So why does it seem like there is a special problem of art abstracta in aesthetics? Both in science and in art, there are concrete models and abstract models, on the one hand, and concrete art objects and abstract art objects on the other. But that just means that in each discipline, there are models (or art objects) where the primary focus is on the concrete entity and models (or art objects) where the primary focus in on the abstract entity. We usually speak of scientists proposing models and artists creating art objects.

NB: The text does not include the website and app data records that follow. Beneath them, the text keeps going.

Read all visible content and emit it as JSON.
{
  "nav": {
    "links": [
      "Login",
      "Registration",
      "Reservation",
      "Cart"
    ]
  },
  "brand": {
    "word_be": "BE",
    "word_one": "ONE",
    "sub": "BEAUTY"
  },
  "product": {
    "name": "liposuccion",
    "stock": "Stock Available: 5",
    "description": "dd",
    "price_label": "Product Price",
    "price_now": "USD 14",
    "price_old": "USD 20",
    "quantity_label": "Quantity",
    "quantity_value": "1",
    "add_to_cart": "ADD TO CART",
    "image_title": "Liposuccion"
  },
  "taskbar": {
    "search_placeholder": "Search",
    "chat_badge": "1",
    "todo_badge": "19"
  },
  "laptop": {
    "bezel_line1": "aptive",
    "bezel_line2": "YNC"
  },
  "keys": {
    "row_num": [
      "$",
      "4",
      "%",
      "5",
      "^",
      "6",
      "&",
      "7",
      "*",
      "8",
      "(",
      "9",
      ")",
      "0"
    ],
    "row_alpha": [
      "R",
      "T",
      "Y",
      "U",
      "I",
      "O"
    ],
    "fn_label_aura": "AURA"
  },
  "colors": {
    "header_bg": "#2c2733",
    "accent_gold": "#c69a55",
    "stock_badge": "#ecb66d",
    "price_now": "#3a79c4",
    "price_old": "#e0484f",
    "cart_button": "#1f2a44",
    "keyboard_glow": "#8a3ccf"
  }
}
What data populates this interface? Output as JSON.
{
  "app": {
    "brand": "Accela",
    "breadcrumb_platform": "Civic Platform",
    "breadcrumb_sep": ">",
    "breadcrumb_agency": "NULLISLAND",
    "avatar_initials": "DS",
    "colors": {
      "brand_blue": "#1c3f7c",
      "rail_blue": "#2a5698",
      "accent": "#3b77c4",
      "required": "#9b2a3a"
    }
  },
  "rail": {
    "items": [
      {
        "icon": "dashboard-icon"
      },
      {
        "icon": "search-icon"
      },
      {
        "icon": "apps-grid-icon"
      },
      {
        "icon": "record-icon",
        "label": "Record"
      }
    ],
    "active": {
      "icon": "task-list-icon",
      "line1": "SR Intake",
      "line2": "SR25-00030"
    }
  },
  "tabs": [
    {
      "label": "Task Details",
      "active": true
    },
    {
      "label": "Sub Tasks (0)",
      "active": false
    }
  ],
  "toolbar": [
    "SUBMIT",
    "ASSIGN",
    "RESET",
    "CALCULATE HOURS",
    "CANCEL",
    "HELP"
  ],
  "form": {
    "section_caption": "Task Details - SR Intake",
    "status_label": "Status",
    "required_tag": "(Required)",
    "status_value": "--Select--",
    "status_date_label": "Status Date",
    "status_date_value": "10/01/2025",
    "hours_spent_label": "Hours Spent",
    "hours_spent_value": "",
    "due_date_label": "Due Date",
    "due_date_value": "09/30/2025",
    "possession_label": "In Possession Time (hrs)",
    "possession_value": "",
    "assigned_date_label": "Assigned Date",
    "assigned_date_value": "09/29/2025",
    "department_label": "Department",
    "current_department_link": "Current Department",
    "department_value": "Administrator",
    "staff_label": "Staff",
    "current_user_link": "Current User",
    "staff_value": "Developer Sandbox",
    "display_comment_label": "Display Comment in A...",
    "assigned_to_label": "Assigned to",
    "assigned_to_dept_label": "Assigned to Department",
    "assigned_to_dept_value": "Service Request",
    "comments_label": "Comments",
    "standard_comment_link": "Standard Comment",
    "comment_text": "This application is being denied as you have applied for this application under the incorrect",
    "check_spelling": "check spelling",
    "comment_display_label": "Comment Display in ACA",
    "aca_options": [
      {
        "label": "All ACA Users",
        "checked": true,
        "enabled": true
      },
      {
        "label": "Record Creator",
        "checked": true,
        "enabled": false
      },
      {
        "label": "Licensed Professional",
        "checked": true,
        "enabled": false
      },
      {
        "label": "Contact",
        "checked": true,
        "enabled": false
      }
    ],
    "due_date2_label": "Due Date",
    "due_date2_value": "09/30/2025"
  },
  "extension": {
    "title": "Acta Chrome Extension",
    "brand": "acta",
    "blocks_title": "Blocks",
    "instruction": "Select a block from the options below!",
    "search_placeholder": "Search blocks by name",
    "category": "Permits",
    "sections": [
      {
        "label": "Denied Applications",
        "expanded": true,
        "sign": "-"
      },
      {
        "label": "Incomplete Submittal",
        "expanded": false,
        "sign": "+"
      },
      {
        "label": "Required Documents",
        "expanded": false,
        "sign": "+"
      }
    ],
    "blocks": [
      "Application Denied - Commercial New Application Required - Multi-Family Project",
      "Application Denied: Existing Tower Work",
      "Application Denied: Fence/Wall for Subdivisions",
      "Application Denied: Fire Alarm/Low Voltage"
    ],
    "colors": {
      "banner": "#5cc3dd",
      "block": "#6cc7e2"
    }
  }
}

But that’s only because we in science, the canonical sort of scientific model is one where the focus in on the abstract object (say, the simple harmonic oscillator model, SHO) and in art, the canonical sort of art object is one where we focus on the concrete object (say, the Mona Lisa). In fact, we have no real trouble hearing, on the other hand, that Beethoven proposed that the orchestra play “ta-ta-ta-tum” or that Watson and Crick created a wire and tin double helix model of DNA. But of course, there could be no SHO without concrete tokens of equations or words or thoughts picking out that model. And even the Mona Lisa can be thought of both as the piece of poplar with oils on it, or as the abstract image that the former instantiates. I conjecture that the ordinary language of science is to speak of proposing a model, and the ordinary language of art is to speak of creating an artwork, only because the canonical sort of art object is a painting like the Mona Lisa and the canonical sort of scientific model is an abstract one like the SHO. If there were more concrete models like W&C’s DNA we might be more used to talking about creating scientific models, and we might have had a paradox of standards in philosophy of science. If we placed as much value on Beethoven’s original hand-written scores as we do on Da Vinci’s wood and oil, we would probably never have had a paradox of standards in aesthetics.
In sum, there is no special metaphysical puzzle about abstract art objects. In lots of realms of discourse we use language that equivocates between an abstract entity and the physical bits of stuff that pick it out: models, sentences, plans, promises, and art objects. All of these come in type/token, abstract/concrete diads. And while there may be various reasons to raise philosophical puzzles about the existence of abstract objects, there are no special puzzles of this sort in aesthetics. (Or so I claim!). Now, of course, there are lots of principled reasons why many philosophers (sometimes including myself!) are skeptical about the existence of abstract entities. So there might be reason to develop a framework where talk of abstracta can be eliminated. But none of those, I would argue, are special to art or aesthetics. The value and legitimacy of talking about art abtracta in aesthetics rises and falls with the value and legitimacy of talking about sentence meanings in philosophy of language and abstract models in the philosophy of science.